The helicopters skirt a safe distance over power transmission lines that transect the 23,000-acre area conservationists hope to protect.
To the south, the sprawl of the Las Vegas Valley ends in frontage roads and dead-end streets.
To the north, the view is a raw stretch of the Mojave that flanks Desert National Wildlife Refuge, climbing to the chiseled ridges of the Sheep Mountains.
It is that view, as much as the undisturbed soil of the prehistoric cemetery, that Protectors of Tule Springs and the National Parks Conservation Association want to keep for tourists to see and for scientists to study. They expect the Nevada delegation to introduce a bill preserving the Upper Las Vegas Wash as a national monument when Congress reconvenes .
The U.S. Air Force also favors monument status, which would block construction of an NV Energy-proposed power line that would carry electricity from Amargosa Valley solar projects but also present a hazard to helicopters and low-flying warplanes.
"The way we see it, this is an opportunity to preserve two national treasures, one on the ground and the other in the air," said Deborah MacNeill, director of public partnerships for Nellis and Creech.
With dozens of renewable energy projects planned beneath the 12,000-square-mile airspace for the 2.9 million-acre Nevada Test and Training Range, the Air Force held an informational forum last month.
They wanted to let land managers and the renewable energy industry know that glare from mirrors and solar towers, and radar images from whirling wind turbines can interfere with aircraft navigation and targeting.
A new, higher-elevation transmission line across the proposed national monument site would further complicate matters, they say.
"It just seems like we're asking for a tragic accident," MacNeill said on a visit to the site last week.
Afterward, the North Las Vegas City Council authorized the city attorney to intervene in any action before the Public Utilities Commission of Nevada concerning NV Energy's transmission line.

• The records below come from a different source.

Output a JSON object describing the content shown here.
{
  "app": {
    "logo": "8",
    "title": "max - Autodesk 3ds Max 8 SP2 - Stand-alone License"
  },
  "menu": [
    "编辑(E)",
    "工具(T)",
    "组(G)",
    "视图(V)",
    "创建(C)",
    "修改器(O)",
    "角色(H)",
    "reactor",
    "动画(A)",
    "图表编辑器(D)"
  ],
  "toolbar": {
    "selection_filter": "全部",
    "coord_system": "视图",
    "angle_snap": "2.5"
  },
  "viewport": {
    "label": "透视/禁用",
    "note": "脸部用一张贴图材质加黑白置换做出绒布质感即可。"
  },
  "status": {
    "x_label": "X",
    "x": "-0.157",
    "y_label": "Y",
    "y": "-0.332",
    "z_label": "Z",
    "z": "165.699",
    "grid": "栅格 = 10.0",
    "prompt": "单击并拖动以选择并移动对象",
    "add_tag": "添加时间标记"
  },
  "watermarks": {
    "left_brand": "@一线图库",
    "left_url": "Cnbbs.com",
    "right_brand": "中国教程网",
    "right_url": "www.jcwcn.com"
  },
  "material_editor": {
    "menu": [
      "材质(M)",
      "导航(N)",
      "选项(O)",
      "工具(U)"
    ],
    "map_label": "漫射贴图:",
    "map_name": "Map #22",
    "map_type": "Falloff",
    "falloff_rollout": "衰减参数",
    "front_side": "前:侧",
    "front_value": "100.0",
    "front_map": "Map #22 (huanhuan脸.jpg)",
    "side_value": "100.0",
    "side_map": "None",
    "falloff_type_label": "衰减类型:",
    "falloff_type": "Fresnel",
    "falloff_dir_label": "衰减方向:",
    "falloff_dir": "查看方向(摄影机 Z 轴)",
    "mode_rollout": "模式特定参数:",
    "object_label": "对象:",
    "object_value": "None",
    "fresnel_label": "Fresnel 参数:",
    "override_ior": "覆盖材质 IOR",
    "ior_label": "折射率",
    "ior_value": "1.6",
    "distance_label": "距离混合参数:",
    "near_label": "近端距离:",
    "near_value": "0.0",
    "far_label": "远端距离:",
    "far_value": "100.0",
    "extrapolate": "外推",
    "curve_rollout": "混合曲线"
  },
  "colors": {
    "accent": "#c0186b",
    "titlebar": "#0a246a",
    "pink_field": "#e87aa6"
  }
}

In a statement Friday, NV Energy officials said they will continue to work with local governments and national monument proponents.
"The utility's current proposal allows for the co-existence of both the national monument area and NV Energy's transmission lines, while minimizing the impact to valuable resources in the Upper Las Vegas Wash," said Chelsie Campbell, senior representative for NV Energy's corporate communications.

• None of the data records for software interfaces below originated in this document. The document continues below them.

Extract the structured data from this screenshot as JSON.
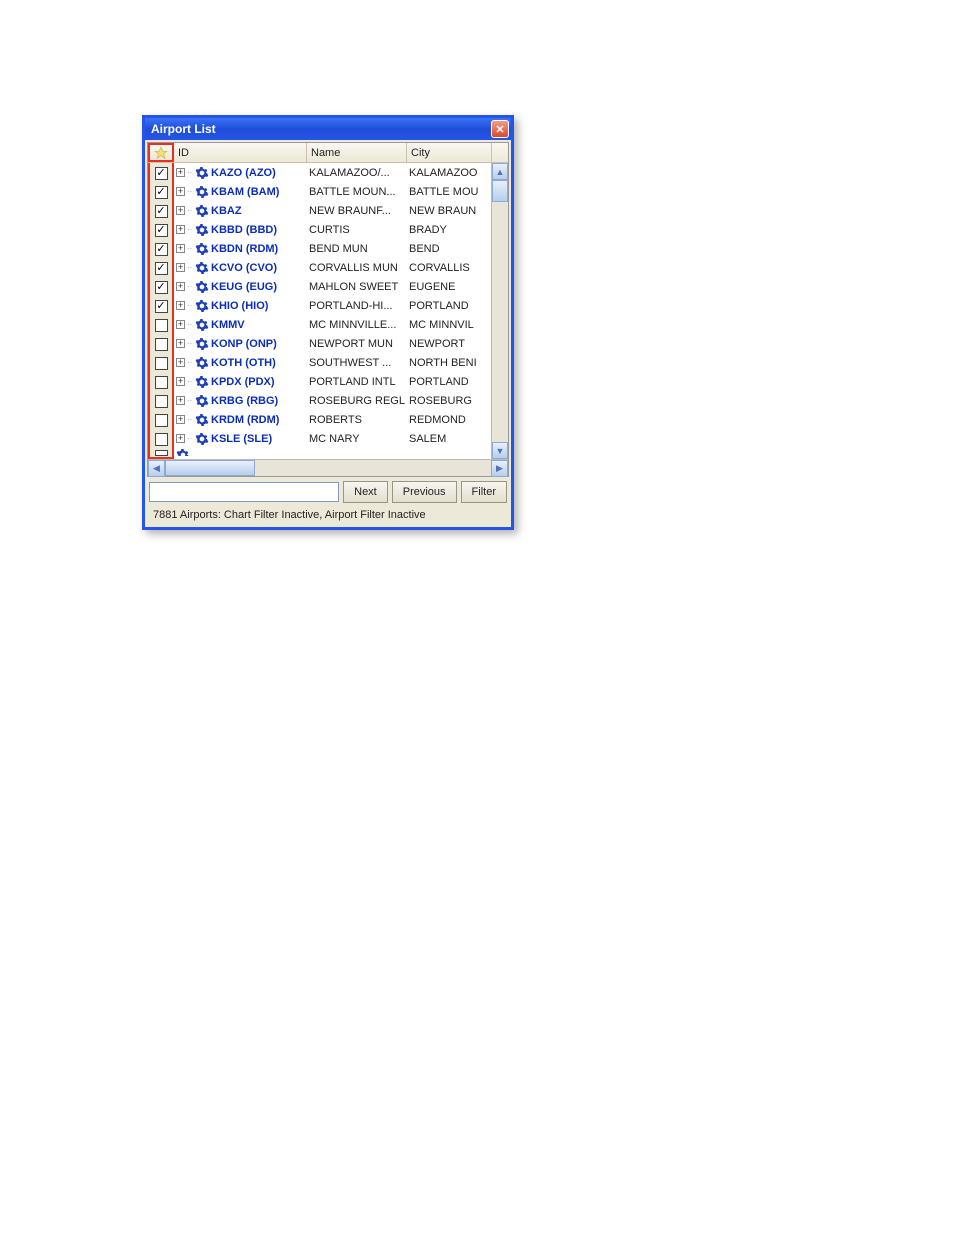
{
  "window": {
    "title": "Airport List",
    "close_glyph": "✕"
  },
  "columns": {
    "id": "ID",
    "name": "Name",
    "city": "City"
  },
  "rows": [
    {
      "checked": true,
      "id": "KAZO (AZO)",
      "name": "KALAMAZOO/...",
      "city": "KALAMAZOO"
    },
    {
      "checked": true,
      "id": "KBAM (BAM)",
      "name": "BATTLE MOUN...",
      "city": "BATTLE MOU"
    },
    {
      "checked": true,
      "id": "KBAZ",
      "name": "NEW BRAUNF...",
      "city": "NEW BRAUN"
    },
    {
      "checked": true,
      "id": "KBBD (BBD)",
      "name": "CURTIS",
      "city": "BRADY"
    },
    {
      "checked": true,
      "id": "KBDN (RDM)",
      "name": "BEND MUN",
      "city": "BEND"
    },
    {
      "checked": true,
      "id": "KCVO (CVO)",
      "name": "CORVALLIS MUN",
      "city": "CORVALLIS"
    },
    {
      "checked": true,
      "id": "KEUG (EUG)",
      "name": "MAHLON SWEET",
      "city": "EUGENE"
    },
    {
      "checked": true,
      "id": "KHIO (HIO)",
      "name": "PORTLAND-HI...",
      "city": "PORTLAND"
    },
    {
      "checked": false,
      "id": "KMMV",
      "name": "MC MINNVILLE...",
      "city": "MC MINNVIL"
    },
    {
      "checked": false,
      "id": "KONP (ONP)",
      "name": "NEWPORT MUN",
      "city": "NEWPORT"
    },
    {
      "checked": false,
      "id": "KOTH (OTH)",
      "name": "SOUTHWEST ...",
      "city": "NORTH BENI"
    },
    {
      "checked": false,
      "id": "KPDX (PDX)",
      "name": "PORTLAND INTL",
      "city": "PORTLAND"
    },
    {
      "checked": false,
      "id": "KRBG (RBG)",
      "name": "ROSEBURG REGL",
      "city": "ROSEBURG"
    },
    {
      "checked": false,
      "id": "KRDM (RDM)",
      "name": "ROBERTS",
      "city": "REDMOND"
    },
    {
      "checked": false,
      "id": "KSLE (SLE)",
      "name": "MC NARY",
      "city": "SALEM"
    }
  ],
  "buttons": {
    "next": "Next",
    "previous": "Previous",
    "filter": "Filter"
  },
  "search": {
    "value": "",
    "placeholder": ""
  },
  "status": "7881 Airports: Chart Filter Inactive, Airport Filter Inactive",
  "glyphs": {
    "up": "▲",
    "down": "▼",
    "left": "◀",
    "right": "▶",
    "plus": "+",
    "check": "✓"
  }
}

She said the transmission lines are critical for solar development in the Amargosa Valley "and for future access to renewable resources along the western part of the state."
The lines would parallel ones already in place.
Lynn Davis, Nevada field office manager for the National Parks Conservation Association, said she hopes NV Energy's last-minute request will be dismissed by Sept. 13 so that national monument legislation can be introduced in the House and Senate.
Davis said if NV Energy is allowed to proceed, work would have to halt every time crews come across fossils from mammoths, North American jaguars, camels, bison, bears, sloths and other ancient animals in order to conduct costly and time-consuming paleontological digs.
Hundreds of fossils were documented when three-dozen poles were installed for the existing transmission line.
"You can expect that could be tied up for years," Davis said. "NV Energy predicts six to 10 years to build transmission lines, and during that time you'd be up here watching bulldozers."
A better alternative would be a transmission line along the Las Vegas Beltway, she said.
Tule Springs captured international acclaim in 1962, when scientists uncovered a variety of ancient animal fossils dating from 11,000 to 40,000 years ago.
Later studies indicated some fossils in the area might be 200,000 years old.
Researchers now hope the rich fossil beds will yield clues to climate change and arid conditions that might have helped cause the demise of the mammoth.
Contact reporter Keith Rogers at email@example.com or 702-383-0308.